At the height of COVID-19, the government failed to fix the economy, resulting in high unemployment rates throughout the country. Many small to medium sized businesses closed down during the pandemic. Some people lost everything they had, leading to some commiting suicides. Jiamsupa was one of them. He drove a taxi for two decades and the lockdown forced him to stay home without income. This is one of the reasons why people no longer have faith in the Government.
With the declaration of the state of emergency, people were unnecessarily arrested and harassed by the officials. Moreover, a number of pro-democracy activitists have been arrested and charged due to violation of the emergency decree. People were arrested for allegedly breaking the law, and some were charged with controversial draconian laws that debilitate rights, freedoms and social justice.
The current government tore the previous constitution and constructed a new one by themselves. The ex-military government appointed 250 senators to vote for in favor. They won the election without any objections. It shows that the current government intended to remain in power in many more years to come.
Thailand is regarded by many as a champion of combatting Covid-19. There have not been any new cases domestically in nearly three months. The death toll remains at 58— which is low compared to its ASEAN neighbors. Despite this, the government has been extending the state of emergency decree to prevent any disruptions towards socio-political harmony and economic recovery. This has had a chilling effect on the state of human rights, freedoms and social justice in the country. Sadly, democracy is merely a concept that exists in the constitution of Thailand under this current regime. This has to change to not just salvage the nation from any greater threats to lives, but to preserve what is left of every Thai person’s dignity and aspiration to enjoy a free, just, equal country.
Department of Disease Control. 2020. Thailand situation. Retrieved from https://ddc.moph.go.th/viralpneumonia/eng/index.php
The Thaiger. 2020. CCSA recommend an extension to the emergency decree in Thailand. Retrieved from https://thethaiger.com/coronavirus/cssa-recommend-an-extension-to-the-emergency-decree-in-thailand
Thailand Law Library. 2020. Royal Family (Sections 107-112). Retrieved from https://library.siam-legal.com/thai-law/criminal-code-royal-family-sections-107-112/
Thailand Law Library. 2020. Offense Internal Security (Sections 113-118). Retrieved https://library.siam-legal.com/thai-law/criminal-code-offense-internal-security-sections-113-118/
Photo by Punnawit Tantirapan

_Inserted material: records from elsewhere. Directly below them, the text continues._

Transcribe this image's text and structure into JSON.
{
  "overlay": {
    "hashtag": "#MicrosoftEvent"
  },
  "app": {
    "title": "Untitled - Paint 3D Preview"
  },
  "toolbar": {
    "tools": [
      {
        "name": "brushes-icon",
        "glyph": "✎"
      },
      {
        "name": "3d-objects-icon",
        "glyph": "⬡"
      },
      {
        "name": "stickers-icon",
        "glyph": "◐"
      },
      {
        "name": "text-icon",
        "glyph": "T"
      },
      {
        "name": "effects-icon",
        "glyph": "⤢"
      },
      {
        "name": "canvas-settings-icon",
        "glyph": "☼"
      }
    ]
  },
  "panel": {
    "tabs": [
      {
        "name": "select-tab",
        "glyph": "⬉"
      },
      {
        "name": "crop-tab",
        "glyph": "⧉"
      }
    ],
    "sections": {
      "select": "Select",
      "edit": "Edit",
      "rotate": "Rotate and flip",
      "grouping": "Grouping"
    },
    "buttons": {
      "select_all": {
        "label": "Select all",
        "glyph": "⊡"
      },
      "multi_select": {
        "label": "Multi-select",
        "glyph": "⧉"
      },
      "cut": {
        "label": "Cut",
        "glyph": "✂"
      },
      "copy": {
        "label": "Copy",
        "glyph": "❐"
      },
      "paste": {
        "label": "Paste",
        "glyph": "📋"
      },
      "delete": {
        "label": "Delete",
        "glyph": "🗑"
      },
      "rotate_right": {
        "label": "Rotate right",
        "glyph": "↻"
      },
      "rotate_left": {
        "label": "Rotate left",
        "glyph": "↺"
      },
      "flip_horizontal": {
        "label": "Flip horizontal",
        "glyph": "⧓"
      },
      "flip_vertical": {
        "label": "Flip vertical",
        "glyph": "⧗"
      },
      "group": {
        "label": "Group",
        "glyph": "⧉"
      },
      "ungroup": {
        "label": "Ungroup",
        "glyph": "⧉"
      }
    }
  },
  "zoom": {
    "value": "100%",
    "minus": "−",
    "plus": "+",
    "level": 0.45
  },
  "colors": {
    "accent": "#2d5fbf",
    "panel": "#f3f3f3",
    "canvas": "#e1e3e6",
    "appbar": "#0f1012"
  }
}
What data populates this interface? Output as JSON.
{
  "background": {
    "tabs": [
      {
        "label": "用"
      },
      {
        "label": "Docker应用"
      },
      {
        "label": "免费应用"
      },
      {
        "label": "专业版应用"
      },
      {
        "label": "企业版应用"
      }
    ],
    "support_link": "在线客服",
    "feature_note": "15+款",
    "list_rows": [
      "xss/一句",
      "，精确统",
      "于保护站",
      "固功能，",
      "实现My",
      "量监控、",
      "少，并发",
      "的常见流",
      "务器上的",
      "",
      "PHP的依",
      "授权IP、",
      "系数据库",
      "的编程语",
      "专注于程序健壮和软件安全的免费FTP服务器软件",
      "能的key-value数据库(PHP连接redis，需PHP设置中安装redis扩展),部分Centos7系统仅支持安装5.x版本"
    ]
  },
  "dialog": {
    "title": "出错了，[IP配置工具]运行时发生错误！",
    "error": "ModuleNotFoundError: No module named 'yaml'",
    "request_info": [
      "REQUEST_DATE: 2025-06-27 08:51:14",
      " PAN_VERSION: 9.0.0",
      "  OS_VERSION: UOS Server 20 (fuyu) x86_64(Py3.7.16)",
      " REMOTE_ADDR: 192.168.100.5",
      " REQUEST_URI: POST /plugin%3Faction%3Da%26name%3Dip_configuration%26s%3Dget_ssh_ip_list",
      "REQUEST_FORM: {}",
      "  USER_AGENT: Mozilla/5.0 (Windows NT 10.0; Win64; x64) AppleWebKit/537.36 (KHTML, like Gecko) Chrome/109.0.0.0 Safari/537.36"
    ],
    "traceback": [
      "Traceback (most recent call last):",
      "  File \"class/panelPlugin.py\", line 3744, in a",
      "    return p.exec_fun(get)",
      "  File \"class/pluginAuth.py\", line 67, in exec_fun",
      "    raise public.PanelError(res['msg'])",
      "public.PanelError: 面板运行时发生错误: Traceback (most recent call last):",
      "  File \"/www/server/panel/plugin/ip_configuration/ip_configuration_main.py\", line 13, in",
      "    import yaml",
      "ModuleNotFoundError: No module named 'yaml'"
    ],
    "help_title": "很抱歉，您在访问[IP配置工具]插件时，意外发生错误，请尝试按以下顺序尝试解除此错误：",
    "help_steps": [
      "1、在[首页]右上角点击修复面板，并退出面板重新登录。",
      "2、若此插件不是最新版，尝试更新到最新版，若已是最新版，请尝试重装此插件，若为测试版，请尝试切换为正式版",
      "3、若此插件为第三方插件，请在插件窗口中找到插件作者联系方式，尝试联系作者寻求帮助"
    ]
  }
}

*The contents of this opinion piece are solely those of the author’s and do not necessarily reflect the view of the either Global Campus of Human Rights Asia Pacific, the universities under it, or the APMA program.